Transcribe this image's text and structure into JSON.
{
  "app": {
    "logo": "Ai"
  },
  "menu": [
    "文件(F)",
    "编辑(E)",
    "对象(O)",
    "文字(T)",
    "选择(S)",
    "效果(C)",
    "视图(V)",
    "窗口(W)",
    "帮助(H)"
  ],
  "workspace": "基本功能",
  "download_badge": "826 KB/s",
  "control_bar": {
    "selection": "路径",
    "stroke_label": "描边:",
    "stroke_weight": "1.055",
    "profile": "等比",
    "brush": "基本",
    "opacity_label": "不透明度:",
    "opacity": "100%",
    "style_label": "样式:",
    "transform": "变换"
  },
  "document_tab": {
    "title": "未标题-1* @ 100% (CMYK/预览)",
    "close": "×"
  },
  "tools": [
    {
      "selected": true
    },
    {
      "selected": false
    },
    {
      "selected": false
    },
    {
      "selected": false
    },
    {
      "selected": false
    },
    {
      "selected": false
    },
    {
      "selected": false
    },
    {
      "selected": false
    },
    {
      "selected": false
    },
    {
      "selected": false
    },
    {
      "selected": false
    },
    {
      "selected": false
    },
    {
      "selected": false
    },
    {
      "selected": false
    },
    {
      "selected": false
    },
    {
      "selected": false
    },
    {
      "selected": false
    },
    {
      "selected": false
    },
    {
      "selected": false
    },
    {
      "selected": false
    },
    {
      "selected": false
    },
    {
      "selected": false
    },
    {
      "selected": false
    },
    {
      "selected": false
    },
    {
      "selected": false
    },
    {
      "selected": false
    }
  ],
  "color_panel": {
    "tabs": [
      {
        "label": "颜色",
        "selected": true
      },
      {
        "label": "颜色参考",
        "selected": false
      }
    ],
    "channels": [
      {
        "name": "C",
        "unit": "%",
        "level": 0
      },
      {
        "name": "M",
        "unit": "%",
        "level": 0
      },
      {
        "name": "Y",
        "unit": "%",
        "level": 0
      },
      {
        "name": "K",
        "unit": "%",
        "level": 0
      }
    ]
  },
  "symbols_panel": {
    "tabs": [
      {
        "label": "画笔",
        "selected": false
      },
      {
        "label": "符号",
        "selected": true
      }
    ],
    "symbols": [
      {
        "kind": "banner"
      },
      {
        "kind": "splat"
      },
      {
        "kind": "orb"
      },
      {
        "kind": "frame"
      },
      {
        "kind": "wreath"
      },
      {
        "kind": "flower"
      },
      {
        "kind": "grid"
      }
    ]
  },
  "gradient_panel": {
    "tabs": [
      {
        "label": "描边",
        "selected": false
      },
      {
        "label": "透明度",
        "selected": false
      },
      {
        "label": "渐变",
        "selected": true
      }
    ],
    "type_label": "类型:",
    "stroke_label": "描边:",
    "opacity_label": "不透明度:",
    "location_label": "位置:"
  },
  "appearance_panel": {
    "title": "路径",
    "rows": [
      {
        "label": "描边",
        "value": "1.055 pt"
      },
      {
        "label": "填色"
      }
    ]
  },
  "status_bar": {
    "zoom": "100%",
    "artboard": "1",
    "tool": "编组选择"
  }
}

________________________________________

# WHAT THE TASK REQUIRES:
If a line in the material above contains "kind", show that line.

# RESULT FOR THIS TASK:
        "kind": "banner"
        "kind": "splat"
        "kind": "orb"
        "kind": "frame"
        "kind": "wreath"
        "kind": "flower"
        "kind": "grid"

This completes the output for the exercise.